▶ Required work
Here the job is to print all of the entries below verbatim and leave out any picture.

[Data records]
━━━━━━━━
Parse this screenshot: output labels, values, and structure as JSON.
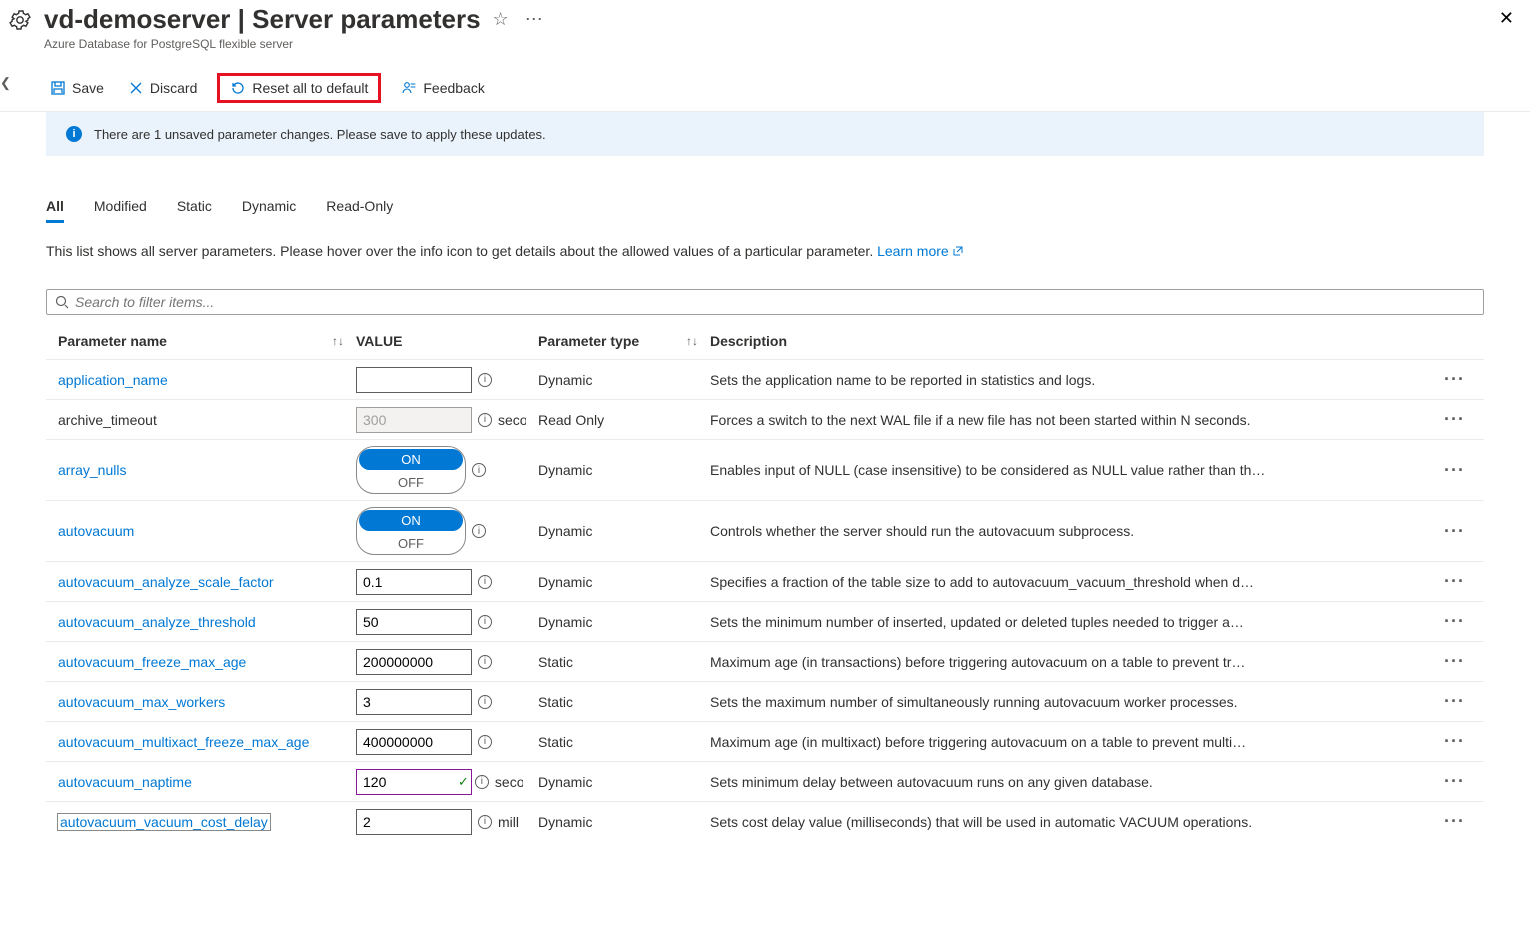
{
  "header": {
    "server_name": "vd-demoserver",
    "page_title": "Server parameters",
    "subtitle": "Azure Database for PostgreSQL flexible server"
  },
  "toolbar": {
    "save": "Save",
    "discard": "Discard",
    "reset": "Reset all to default",
    "feedback": "Feedback"
  },
  "banner": {
    "message": "There are 1 unsaved parameter changes.  Please save to apply these updates."
  },
  "tabs": {
    "all": "All",
    "modified": "Modified",
    "static": "Static",
    "dynamic": "Dynamic",
    "readonly": "Read-Only"
  },
  "intro": {
    "text": "This list shows all server parameters. Please hover over the info icon to get details about the allowed values of a particular parameter. ",
    "link": "Learn more"
  },
  "search": {
    "placeholder": "Search to filter items..."
  },
  "columns": {
    "name": "Parameter name",
    "value": "VALUE",
    "type": "Parameter type",
    "desc": "Description"
  },
  "rows": [
    {
      "name": "application_name",
      "link": true,
      "vtype": "text",
      "value": "",
      "unit": "",
      "type": "Dynamic",
      "desc": "Sets the application name to be reported in statistics and logs."
    },
    {
      "name": "archive_timeout",
      "link": false,
      "vtype": "text",
      "value": "300",
      "ro": true,
      "unit": "seconds",
      "type": "Read Only",
      "desc": "Forces a switch to the next WAL file if a new file has not been started within N seconds."
    },
    {
      "name": "array_nulls",
      "link": true,
      "vtype": "toggle",
      "on": "ON",
      "off": "OFF",
      "type": "Dynamic",
      "desc": "Enables input of NULL (case insensitive) to be considered as NULL value rather than th…"
    },
    {
      "name": "autovacuum",
      "link": true,
      "vtype": "toggle",
      "on": "ON",
      "off": "OFF",
      "type": "Dynamic",
      "desc": "Controls whether the server should run the autovacuum subprocess."
    },
    {
      "name": "autovacuum_analyze_scale_factor",
      "link": true,
      "vtype": "text",
      "value": "0.1",
      "unit": "",
      "type": "Dynamic",
      "desc": "Specifies a fraction of the table size to add to autovacuum_vacuum_threshold when d…"
    },
    {
      "name": "autovacuum_analyze_threshold",
      "link": true,
      "vtype": "text",
      "value": "50",
      "unit": "",
      "type": "Dynamic",
      "desc": "Sets the minimum number of inserted, updated or deleted tuples needed to trigger a…"
    },
    {
      "name": "autovacuum_freeze_max_age",
      "link": true,
      "vtype": "text",
      "value": "200000000",
      "unit": "",
      "type": "Static",
      "desc": "Maximum age (in transactions) before triggering autovacuum on a table to prevent tr…"
    },
    {
      "name": "autovacuum_max_workers",
      "link": true,
      "vtype": "text",
      "value": "3",
      "unit": "",
      "type": "Static",
      "desc": "Sets the maximum number of simultaneously running autovacuum worker processes."
    },
    {
      "name": "autovacuum_multixact_freeze_max_age",
      "link": true,
      "vtype": "text",
      "value": "400000000",
      "unit": "",
      "type": "Static",
      "desc": "Maximum age (in multixact) before triggering autovacuum on a table to prevent multi…"
    },
    {
      "name": "autovacuum_naptime",
      "link": true,
      "vtype": "text",
      "value": "120",
      "changed": true,
      "unit": "seconds",
      "type": "Dynamic",
      "desc": "Sets minimum delay between autovacuum runs on any given database."
    },
    {
      "name": "autovacuum_vacuum_cost_delay",
      "link": true,
      "boxed": true,
      "vtype": "text",
      "value": "2",
      "unit": "milliseconds",
      "type": "Dynamic",
      "desc": "Sets cost delay value (milliseconds) that will be used in automatic VACUUM operations."
    }
  ]
}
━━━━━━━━
▶ Output for this exercise
Parse this screenshot: output labels, values, and structure as JSON.
{
  "header": {
    "server_name": "vd-demoserver",
    "page_title": "Server parameters",
    "subtitle": "Azure Database for PostgreSQL flexible server"
  },
  "toolbar": {
    "save": "Save",
    "discard": "Discard",
    "reset": "Reset all to default",
    "feedback": "Feedback"
  },
  "banner": {
    "message": "There are 1 unsaved parameter changes.  Please save to apply these updates."
  },
  "tabs": {
    "all": "All",
    "modified": "Modified",
    "static": "Static",
    "dynamic": "Dynamic",
    "readonly": "Read-Only"
  },
  "intro": {
    "text": "This list shows all server parameters. Please hover over the info icon to get details about the allowed values of a particular parameter. ",
    "link": "Learn more"
  },
  "search": {
    "placeholder": "Search to filter items..."
  },
  "columns": {
    "name": "Parameter name",
    "value": "VALUE",
    "type": "Parameter type",
    "desc": "Description"
  },
  "rows": [
    {
      "name": "application_name",
      "link": true,
      "vtype": "text",
      "value": "",
      "unit": "",
      "type": "Dynamic",
      "desc": "Sets the application name to be reported in statistics and logs."
    },
    {
      "name": "archive_timeout",
      "link": false,
      "vtype": "text",
      "value": "300",
      "ro": true,
      "unit": "seconds",
      "type": "Read Only",
      "desc": "Forces a switch to the next WAL file if a new file has not been started within N seconds."
    },
    {
      "name": "array_nulls",
      "link": true,
      "vtype": "toggle",
      "on": "ON",
      "off": "OFF",
      "type": "Dynamic",
      "desc": "Enables input of NULL (case insensitive) to be considered as NULL value rather than th…"
    },
    {
      "name": "autovacuum",
      "link": true,
      "vtype": "toggle",
      "on": "ON",
      "off": "OFF",
      "type": "Dynamic",
      "desc": "Controls whether the server should run the autovacuum subprocess."
    },
    {
      "name": "autovacuum_analyze_scale_factor",
      "link": true,
      "vtype": "text",
      "value": "0.1",
      "unit": "",
      "type": "Dynamic",
      "desc": "Specifies a fraction of the table size to add to autovacuum_vacuum_threshold when d…"
    },
    {
      "name": "autovacuum_analyze_threshold",
      "link": true,
      "vtype": "text",
      "value": "50",
      "unit": "",
      "type": "Dynamic",
      "desc": "Sets the minimum number of inserted, updated or deleted tuples needed to trigger a…"
    },
    {
      "name": "autovacuum_freeze_max_age",
      "link": true,
      "vtype": "text",
      "value": "200000000",
      "unit": "",
      "type": "Static",
      "desc": "Maximum age (in transactions) before triggering autovacuum on a table to prevent tr…"
    },
    {
      "name": "autovacuum_max_workers",
      "link": true,
      "vtype": "text",
      "value": "3",
      "unit": "",
      "type": "Static",
      "desc": "Sets the maximum number of simultaneously running autovacuum worker processes."
    },
    {
      "name": "autovacuum_multixact_freeze_max_age",
      "link": true,
      "vtype": "text",
      "value": "400000000",
      "unit": "",
      "type": "Static",
      "desc": "Maximum age (in multixact) before triggering autovacuum on a table to prevent multi…"
    },
    {
      "name": "autovacuum_naptime",
      "link": true,
      "vtype": "text",
      "value": "120",
      "changed": true,
      "unit": "seconds",
      "type": "Dynamic",
      "desc": "Sets minimum delay between autovacuum runs on any given database."
    },
    {
      "name": "autovacuum_vacuum_cost_delay",
      "link": true,
      "boxed": true,
      "vtype": "text",
      "value": "2",
      "unit": "milliseconds",
      "type": "Dynamic",
      "desc": "Sets cost delay value (milliseconds) that will be used in automatic VACUUM operations."
    }
  ]
}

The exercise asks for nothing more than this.